By Tiffany Vail
Associate for Communication
The Massachusetts Conference’s 55-year history of operating the Craigville Retreat Center on Cape Cod may soon come to an end.
The Finance Committee of the Conference’s Board of Directors will recommend to the board in October that the Conference decline to renew its lease to operate the retreat center, which expires at the end of 2015.
The Craigville Retreat Center is owned by the Christian Camp Meeting Association (CCMA), a nonprofit organization founded in 1871 to facilitate camp meetings of the Christian denomination, one of the four predecessor denominations of the UCC.
The Conference’s Finance Committee has been considering the issue for some time, and has reached the conclusion that operating Craigville is not central to the mission of the Conference, which is to nurture vitality and covenant among local churches.
Associate Conference Minister Dawn Hammond, who staffs the Board, explains that interest among MACUCC churches in using Craigville has declined steadily for at least 20 years. Currently, the retreat center is used by fewer than 10 percent of Conference churches, and most of those use it just once a year. Approximately 80 percent of Craigville usage is by groups and persons not related to the United Church of Christ.
In that same time period, the Conference Board of Directors has had to cut MACUCC staff several times due to budget constraints. Operating Craigville requires considerable administrative time and attention by the Conference staff based in Framingham, who oversee the $1 million operation and retreat center staff.
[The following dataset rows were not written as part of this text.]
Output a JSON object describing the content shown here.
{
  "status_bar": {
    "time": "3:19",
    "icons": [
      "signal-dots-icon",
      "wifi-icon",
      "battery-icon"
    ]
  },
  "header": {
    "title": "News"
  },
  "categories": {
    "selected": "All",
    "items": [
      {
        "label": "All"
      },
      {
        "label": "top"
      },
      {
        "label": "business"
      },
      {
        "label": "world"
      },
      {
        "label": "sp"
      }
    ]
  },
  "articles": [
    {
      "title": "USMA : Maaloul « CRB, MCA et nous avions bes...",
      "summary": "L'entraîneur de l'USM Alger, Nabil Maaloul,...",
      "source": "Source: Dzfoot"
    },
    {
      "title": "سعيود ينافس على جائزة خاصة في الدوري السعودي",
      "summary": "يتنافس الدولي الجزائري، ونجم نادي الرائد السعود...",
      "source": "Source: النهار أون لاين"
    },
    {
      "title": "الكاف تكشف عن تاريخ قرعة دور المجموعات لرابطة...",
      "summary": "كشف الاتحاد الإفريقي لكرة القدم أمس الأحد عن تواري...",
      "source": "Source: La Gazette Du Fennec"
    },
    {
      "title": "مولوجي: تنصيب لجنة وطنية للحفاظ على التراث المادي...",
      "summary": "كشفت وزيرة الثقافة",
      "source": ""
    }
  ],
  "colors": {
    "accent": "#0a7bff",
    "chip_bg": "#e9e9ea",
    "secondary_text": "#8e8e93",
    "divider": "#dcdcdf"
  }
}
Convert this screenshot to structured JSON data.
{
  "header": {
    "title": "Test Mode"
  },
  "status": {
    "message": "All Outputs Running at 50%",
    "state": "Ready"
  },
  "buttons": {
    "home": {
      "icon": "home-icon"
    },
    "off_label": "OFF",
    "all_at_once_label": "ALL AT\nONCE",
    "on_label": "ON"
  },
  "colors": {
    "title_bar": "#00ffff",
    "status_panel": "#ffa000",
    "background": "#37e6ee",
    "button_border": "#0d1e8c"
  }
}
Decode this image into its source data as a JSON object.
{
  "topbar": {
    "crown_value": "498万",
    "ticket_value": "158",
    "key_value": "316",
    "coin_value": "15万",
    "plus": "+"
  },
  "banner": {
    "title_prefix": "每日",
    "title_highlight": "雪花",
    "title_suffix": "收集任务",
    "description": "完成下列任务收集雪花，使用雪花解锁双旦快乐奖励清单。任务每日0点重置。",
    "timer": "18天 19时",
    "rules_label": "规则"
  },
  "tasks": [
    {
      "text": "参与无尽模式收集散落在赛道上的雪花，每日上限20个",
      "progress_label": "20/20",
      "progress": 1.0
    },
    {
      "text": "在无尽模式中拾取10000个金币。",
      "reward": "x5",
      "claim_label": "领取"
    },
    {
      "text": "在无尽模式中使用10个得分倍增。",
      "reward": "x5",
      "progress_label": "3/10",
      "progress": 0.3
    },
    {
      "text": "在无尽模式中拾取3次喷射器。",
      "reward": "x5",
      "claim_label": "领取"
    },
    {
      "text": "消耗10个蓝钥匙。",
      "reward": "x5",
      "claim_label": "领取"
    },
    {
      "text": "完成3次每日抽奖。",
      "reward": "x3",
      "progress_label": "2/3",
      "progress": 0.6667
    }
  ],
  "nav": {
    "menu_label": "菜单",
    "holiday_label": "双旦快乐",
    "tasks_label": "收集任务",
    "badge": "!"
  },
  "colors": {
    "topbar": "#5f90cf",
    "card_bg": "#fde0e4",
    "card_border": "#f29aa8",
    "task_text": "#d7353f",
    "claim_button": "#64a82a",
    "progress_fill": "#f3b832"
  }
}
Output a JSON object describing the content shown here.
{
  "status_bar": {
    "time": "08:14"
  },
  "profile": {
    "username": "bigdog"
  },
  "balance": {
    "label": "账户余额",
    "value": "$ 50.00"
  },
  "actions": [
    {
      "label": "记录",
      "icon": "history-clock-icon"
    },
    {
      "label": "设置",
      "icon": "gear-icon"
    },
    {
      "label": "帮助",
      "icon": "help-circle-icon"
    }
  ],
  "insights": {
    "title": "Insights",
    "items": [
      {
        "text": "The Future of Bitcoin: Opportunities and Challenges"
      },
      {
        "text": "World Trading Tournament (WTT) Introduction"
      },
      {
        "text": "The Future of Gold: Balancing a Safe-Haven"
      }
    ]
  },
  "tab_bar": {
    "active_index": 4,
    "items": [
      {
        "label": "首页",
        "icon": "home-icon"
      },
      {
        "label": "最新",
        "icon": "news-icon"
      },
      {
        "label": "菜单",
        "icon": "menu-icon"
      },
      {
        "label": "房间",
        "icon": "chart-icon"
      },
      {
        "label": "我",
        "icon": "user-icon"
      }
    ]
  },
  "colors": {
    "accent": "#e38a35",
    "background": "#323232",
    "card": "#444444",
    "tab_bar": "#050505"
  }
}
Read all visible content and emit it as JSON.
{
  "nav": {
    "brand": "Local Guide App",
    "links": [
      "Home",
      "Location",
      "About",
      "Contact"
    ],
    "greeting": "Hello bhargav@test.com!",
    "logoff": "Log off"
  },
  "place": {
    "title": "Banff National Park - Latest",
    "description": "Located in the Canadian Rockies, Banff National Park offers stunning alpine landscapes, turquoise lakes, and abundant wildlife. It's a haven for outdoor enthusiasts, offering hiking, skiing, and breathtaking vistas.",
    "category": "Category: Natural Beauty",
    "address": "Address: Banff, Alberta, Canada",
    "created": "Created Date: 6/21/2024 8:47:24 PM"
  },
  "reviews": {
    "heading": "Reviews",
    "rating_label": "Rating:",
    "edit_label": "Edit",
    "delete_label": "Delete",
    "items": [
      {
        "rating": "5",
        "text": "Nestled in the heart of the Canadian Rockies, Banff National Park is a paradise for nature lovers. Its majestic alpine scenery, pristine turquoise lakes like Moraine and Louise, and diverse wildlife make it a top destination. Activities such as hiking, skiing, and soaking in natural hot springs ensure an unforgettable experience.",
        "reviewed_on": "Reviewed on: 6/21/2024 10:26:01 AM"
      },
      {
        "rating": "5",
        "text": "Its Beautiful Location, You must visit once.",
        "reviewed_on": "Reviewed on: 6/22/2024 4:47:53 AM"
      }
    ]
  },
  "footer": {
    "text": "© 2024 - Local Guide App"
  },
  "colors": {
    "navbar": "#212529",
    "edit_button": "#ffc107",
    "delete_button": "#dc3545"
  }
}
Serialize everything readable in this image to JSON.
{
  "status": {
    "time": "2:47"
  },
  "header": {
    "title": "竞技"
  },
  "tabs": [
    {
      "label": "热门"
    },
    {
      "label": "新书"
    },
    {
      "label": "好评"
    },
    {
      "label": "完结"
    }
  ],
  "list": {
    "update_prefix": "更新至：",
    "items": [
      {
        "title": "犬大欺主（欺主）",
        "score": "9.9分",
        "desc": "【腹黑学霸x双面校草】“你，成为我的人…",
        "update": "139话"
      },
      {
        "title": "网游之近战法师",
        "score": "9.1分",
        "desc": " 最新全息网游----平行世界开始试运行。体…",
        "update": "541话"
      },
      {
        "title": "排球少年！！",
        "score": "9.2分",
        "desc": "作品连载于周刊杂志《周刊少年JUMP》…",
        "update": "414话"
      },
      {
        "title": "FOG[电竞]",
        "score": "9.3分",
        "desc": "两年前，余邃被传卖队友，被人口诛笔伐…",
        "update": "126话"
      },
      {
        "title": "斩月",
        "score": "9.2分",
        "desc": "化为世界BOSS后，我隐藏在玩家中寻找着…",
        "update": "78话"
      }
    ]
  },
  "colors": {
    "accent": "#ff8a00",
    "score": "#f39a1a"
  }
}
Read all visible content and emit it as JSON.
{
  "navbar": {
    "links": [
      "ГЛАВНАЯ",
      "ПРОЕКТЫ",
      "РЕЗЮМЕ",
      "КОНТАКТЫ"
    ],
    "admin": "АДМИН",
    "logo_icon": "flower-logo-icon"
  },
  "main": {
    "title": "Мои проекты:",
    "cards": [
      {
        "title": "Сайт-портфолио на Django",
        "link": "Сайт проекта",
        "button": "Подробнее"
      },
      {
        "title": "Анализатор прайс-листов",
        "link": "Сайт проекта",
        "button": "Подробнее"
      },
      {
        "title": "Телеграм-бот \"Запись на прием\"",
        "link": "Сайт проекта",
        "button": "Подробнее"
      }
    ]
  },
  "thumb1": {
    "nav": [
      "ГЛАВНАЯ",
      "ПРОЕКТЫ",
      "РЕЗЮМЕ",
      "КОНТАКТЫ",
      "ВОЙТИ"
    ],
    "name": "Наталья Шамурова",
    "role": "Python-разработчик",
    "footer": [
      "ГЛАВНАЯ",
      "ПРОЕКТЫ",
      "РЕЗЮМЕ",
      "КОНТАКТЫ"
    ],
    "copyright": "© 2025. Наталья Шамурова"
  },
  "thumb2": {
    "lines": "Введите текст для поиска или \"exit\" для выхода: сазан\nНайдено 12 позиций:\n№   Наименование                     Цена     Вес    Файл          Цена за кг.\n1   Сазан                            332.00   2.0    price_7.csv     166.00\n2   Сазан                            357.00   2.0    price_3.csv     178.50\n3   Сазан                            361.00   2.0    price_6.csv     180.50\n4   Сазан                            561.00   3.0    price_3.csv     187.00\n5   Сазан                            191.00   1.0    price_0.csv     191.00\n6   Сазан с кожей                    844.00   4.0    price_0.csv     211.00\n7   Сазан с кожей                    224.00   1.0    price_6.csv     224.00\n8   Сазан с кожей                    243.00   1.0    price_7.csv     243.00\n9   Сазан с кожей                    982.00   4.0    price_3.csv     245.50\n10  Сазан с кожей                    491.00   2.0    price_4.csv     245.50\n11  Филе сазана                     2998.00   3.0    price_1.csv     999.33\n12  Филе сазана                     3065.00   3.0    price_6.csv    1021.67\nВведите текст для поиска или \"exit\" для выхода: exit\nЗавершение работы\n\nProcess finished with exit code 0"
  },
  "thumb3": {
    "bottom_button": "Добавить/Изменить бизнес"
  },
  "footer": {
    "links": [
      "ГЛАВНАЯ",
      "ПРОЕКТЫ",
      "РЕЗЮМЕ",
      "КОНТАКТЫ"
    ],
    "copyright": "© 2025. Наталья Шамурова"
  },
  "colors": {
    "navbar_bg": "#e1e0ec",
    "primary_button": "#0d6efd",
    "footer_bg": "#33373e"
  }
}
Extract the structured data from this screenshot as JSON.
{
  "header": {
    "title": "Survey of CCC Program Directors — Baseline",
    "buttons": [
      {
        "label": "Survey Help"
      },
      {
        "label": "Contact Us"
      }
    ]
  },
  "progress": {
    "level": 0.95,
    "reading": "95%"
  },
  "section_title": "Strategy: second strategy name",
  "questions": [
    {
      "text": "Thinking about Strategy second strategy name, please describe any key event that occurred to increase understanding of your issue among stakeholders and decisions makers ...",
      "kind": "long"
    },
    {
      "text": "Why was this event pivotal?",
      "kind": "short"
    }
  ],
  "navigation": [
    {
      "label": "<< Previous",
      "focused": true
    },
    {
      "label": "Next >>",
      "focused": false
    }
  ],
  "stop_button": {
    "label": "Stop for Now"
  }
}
The Conference does not earn any money for other ministries by operating Craigville: any surpluses from operating the retreat center are invested back into Craigville for equipment and other expenses.
“It is always a difficult task to weigh fiscal responsibility against program(s) that offer vitality to even a few of our churches,” said Conference Treasurer and Finance Committee Chair Rick Lawrence, who has been involved in the conversations for a number of years. “Operating Craigville no longer appears to be fiscally responsible, given dollars spent and staff time expended, as it does not nurture the overall covenant among our Conference of churches.”
The Board of Directors is hosting a conversation on Monday, Sept. 15, at 7 PM at the Edwards House Meeting and Retreat Center for anyone who wishes to come hear more about the Finance Committee recommendation and express their thoughts on the matter. There is no cost to attend, but anyone planning to come is asked to RSVP by using this form
The Board of Directors will take up the issue at their meeting early in October. They must notify the Christian Camp Meeting Association by October 31 if they elect not to renew the lease.
A Board vote to cease operating Craigville does not necessarily mean the end of the Craigville Retreat Center. The leadership of the Christian Camp Meeting Association has consistently voiced their intention to explore other management options in order to continue to operate a retreat center on the site.
Hammond said the Conference investigated ways for the Craigville Retreat Center to be more effectively used by the Conference to carry out its mission. In 2010, the Conference and the CCMA engaged in a shared consulting process with Run River Associates, nationally-known and highly-regarded experts in nonprofit retreat and conference centers. The consultants concluded that making better use of the retreat center would require significant organizational change and increased investment by both organizations.
“For the MACUCC, additional staffing would be required for one-on-one outreach to pastors, market research, data analysis, and program development and implementation,” Hammond said. “And, it would be many years before anticipated additional retreat income might be expected to cover the cost of upgraded staffing.”
Hammond said the Finance Committee is also aware that many churches do not choose Craigville for retreats for a variety of reasons, including cost. It has been a continuous challenge to keep rates low enough for churches to afford while raising enough income to pay staff, pay rent to CCMA and to pay expenses. That issue is not likely to go away.
Even f the Board votes not to renew the lease, the Massachusetts Conference will continue to operate the retreat center until December 31, 2015.